» **Brief**
Your task is to count the lines of the entries below that include the word "tabs" and to give only the resulting number.

___ Entries supplied ___

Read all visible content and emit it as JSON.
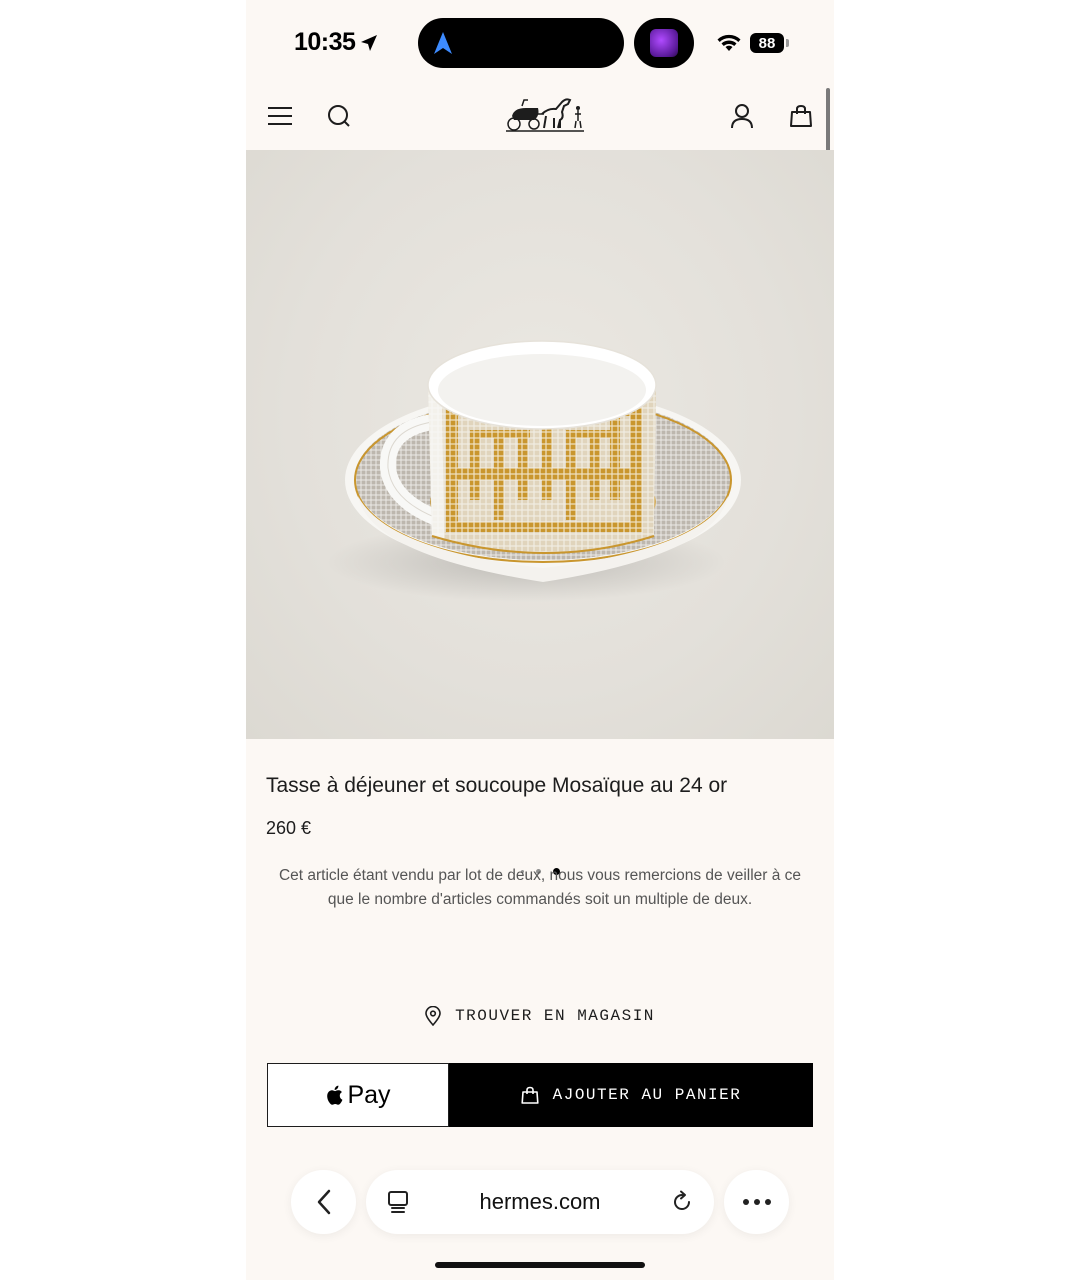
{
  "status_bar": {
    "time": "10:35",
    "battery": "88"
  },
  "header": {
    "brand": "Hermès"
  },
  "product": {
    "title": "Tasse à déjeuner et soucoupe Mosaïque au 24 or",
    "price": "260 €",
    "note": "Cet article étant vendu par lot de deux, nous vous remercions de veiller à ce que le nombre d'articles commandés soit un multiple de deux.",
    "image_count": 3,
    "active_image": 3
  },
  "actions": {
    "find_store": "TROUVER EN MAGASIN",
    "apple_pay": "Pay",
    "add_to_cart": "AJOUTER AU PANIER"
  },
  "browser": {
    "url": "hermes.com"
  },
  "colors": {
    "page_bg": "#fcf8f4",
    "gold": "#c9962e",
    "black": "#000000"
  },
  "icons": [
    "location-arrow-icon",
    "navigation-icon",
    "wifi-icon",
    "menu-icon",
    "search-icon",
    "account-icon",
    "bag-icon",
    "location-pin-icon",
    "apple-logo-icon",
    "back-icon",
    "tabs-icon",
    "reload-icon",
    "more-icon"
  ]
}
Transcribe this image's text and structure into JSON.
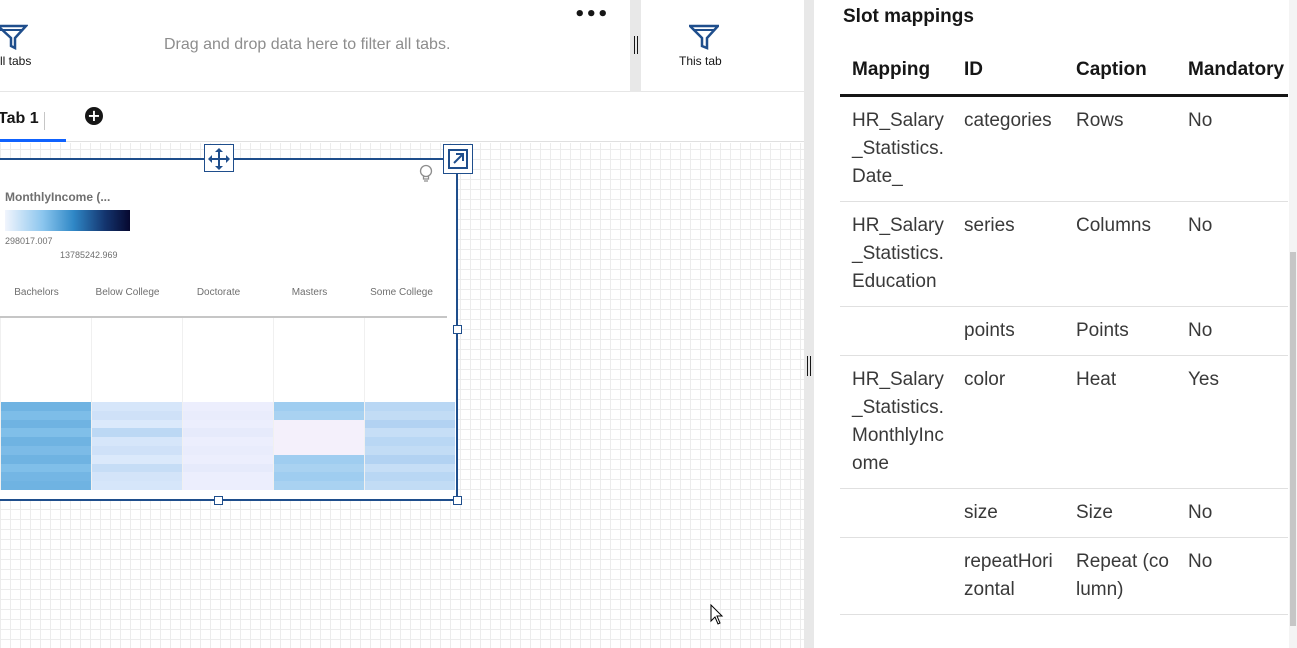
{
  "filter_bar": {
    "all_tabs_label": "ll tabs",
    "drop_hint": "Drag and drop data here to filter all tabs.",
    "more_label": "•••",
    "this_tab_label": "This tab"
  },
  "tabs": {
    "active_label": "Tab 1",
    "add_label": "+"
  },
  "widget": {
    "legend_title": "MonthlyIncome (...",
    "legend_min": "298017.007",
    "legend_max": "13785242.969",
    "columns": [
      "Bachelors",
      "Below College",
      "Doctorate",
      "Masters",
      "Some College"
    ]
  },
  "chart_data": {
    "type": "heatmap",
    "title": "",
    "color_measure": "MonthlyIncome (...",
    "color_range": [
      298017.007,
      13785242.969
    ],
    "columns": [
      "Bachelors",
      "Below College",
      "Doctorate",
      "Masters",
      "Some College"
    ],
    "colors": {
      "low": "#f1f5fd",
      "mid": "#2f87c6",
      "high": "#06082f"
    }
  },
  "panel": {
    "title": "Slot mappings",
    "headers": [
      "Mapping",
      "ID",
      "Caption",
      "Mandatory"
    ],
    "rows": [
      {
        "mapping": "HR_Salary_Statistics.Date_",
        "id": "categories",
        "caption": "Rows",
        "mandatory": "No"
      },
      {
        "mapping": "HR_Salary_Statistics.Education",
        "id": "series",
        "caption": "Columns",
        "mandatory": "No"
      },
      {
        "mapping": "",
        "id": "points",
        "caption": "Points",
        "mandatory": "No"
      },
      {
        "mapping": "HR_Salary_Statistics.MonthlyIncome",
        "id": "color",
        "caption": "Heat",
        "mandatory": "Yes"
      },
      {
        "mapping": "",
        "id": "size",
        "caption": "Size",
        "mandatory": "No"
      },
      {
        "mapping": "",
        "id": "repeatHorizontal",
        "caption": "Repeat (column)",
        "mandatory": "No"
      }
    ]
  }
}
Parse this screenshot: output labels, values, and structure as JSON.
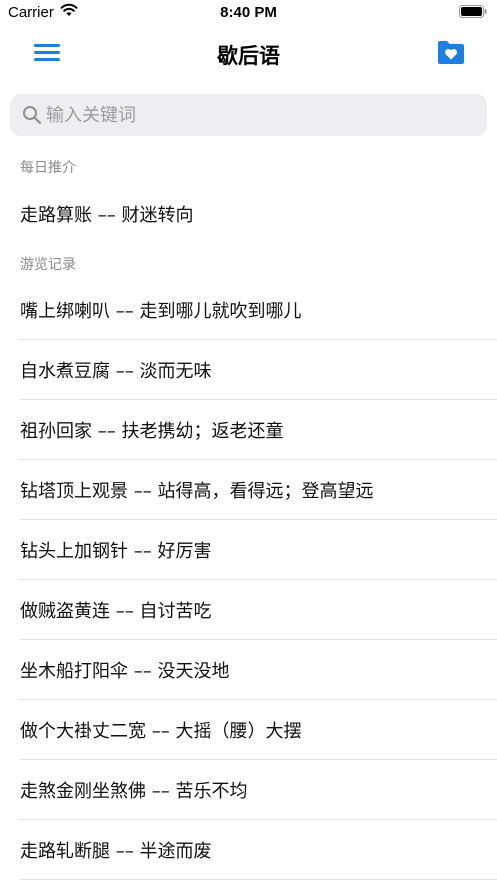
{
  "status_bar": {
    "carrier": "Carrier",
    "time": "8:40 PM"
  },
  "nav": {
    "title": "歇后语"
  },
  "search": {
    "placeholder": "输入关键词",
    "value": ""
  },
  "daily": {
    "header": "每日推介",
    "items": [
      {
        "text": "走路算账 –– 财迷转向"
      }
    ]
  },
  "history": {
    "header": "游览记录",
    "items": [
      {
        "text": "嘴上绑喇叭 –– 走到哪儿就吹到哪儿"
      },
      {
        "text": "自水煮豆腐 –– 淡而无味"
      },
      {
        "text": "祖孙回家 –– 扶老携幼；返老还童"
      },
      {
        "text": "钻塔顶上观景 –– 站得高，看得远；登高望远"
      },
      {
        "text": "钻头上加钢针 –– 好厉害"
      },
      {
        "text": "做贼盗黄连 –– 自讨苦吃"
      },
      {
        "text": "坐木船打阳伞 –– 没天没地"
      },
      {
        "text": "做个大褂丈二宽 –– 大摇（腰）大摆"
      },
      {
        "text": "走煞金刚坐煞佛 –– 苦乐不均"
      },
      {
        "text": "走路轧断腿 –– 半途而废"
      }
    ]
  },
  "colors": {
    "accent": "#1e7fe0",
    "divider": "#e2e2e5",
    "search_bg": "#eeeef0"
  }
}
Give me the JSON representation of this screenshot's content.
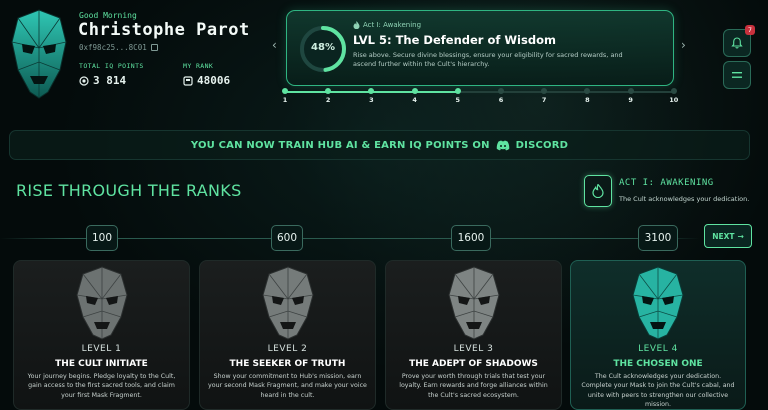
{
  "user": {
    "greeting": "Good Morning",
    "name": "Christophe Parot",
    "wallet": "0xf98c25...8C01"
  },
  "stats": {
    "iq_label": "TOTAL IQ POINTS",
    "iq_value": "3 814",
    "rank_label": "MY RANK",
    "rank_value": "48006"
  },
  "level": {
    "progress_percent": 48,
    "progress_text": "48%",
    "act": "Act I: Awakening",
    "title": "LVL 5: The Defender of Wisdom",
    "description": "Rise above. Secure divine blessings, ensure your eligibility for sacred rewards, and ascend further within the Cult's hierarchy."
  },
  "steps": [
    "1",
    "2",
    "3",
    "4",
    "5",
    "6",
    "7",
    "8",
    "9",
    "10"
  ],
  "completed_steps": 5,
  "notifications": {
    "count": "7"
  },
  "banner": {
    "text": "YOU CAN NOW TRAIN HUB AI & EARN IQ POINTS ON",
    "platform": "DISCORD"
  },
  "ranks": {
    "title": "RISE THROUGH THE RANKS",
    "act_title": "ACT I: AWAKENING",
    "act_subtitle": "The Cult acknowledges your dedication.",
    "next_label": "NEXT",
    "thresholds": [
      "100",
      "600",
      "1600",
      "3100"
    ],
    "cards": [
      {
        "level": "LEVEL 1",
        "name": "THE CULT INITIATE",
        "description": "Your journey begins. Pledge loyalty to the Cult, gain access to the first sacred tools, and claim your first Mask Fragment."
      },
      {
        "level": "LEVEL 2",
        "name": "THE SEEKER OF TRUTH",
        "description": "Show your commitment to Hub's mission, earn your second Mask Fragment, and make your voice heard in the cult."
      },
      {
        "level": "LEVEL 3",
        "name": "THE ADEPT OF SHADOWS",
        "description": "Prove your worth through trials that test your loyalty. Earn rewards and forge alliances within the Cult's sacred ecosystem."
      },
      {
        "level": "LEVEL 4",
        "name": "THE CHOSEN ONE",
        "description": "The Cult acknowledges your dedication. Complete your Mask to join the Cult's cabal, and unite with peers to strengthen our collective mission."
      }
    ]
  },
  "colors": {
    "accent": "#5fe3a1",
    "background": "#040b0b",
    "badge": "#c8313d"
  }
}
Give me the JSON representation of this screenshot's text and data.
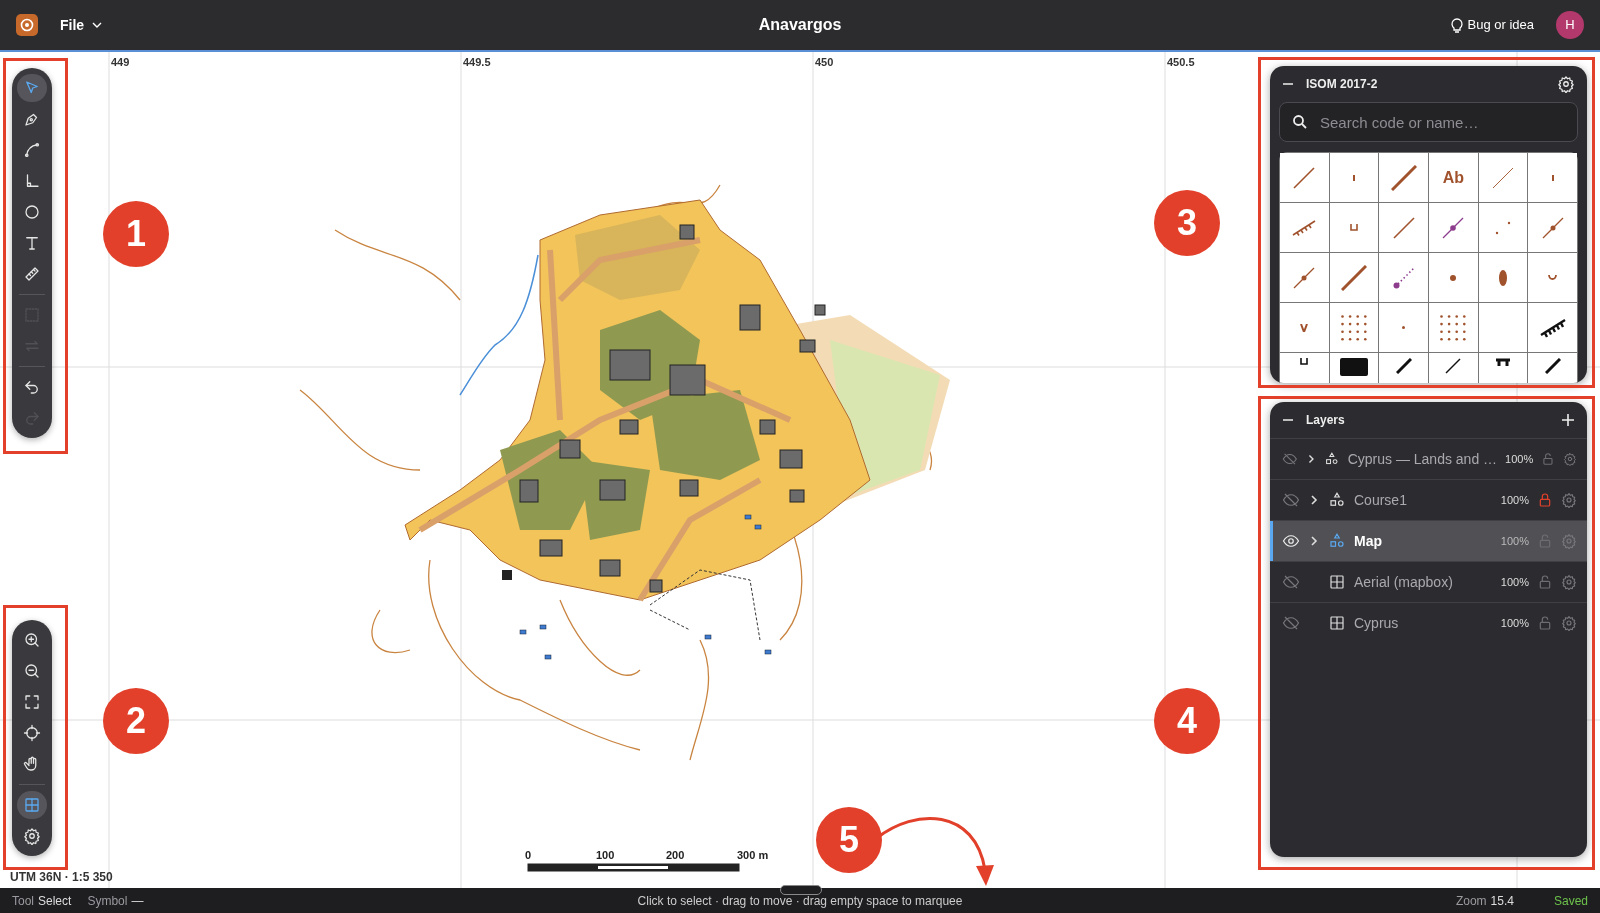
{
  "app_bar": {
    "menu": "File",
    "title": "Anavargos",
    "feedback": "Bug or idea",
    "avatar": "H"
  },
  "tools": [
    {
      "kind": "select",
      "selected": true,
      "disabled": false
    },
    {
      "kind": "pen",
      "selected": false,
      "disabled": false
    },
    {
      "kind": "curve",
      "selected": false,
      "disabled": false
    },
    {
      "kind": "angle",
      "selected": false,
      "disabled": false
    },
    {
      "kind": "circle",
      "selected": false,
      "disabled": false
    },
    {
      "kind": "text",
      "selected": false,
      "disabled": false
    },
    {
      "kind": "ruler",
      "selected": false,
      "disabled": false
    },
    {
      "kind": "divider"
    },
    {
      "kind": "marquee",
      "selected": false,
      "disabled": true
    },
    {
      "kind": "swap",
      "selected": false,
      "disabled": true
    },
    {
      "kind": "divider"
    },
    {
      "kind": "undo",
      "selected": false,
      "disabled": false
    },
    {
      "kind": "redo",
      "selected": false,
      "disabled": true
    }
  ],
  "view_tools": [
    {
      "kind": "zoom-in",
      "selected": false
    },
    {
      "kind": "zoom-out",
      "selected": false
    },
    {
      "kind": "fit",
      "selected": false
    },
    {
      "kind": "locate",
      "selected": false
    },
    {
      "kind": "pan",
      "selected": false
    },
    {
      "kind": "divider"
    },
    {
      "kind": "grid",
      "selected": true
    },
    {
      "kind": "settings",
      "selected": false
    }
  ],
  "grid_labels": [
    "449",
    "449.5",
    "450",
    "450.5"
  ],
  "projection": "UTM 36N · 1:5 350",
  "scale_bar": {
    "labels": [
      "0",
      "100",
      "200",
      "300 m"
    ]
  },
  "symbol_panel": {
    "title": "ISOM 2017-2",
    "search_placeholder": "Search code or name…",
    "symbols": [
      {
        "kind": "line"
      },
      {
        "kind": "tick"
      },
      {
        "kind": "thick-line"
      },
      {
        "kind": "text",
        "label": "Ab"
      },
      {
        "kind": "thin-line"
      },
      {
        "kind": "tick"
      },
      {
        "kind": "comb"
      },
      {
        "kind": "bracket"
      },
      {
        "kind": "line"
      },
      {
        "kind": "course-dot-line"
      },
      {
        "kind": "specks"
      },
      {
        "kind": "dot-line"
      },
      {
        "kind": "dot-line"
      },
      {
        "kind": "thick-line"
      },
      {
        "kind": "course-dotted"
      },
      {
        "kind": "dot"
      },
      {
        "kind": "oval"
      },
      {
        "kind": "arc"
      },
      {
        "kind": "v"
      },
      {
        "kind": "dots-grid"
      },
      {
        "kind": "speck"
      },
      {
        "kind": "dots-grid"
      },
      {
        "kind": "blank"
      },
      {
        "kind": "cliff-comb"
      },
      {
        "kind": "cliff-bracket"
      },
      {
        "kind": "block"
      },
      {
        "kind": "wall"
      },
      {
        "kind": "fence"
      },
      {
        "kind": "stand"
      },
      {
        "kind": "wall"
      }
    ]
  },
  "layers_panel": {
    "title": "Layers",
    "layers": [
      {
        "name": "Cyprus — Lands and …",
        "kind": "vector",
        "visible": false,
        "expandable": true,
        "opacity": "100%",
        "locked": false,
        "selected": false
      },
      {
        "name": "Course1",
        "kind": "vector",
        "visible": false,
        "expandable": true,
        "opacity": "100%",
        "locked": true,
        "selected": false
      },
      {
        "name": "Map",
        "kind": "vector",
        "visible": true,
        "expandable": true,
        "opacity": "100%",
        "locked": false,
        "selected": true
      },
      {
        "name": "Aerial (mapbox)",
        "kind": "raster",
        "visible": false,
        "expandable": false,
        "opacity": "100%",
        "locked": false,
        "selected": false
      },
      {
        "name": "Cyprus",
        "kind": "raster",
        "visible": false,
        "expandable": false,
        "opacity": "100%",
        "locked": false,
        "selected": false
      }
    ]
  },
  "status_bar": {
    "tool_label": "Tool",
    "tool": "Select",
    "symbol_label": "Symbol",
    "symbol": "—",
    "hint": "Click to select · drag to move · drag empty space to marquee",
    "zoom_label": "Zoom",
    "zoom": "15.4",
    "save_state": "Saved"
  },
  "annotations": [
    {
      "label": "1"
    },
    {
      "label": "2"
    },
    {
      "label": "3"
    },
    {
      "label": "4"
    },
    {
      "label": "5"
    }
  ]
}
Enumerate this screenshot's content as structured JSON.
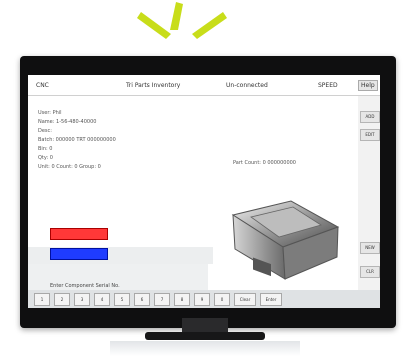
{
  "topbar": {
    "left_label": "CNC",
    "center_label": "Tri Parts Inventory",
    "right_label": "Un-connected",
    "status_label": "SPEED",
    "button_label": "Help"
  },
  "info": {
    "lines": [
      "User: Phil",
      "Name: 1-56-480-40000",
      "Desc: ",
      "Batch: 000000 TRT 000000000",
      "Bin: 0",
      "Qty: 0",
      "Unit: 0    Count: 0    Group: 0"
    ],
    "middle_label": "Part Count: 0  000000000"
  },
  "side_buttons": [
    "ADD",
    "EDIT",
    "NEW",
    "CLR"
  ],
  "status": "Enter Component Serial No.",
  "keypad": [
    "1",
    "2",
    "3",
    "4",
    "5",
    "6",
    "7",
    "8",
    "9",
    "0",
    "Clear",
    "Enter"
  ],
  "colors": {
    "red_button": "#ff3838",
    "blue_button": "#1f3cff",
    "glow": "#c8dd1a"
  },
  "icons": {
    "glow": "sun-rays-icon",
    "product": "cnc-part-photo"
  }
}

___

» **Reply**
4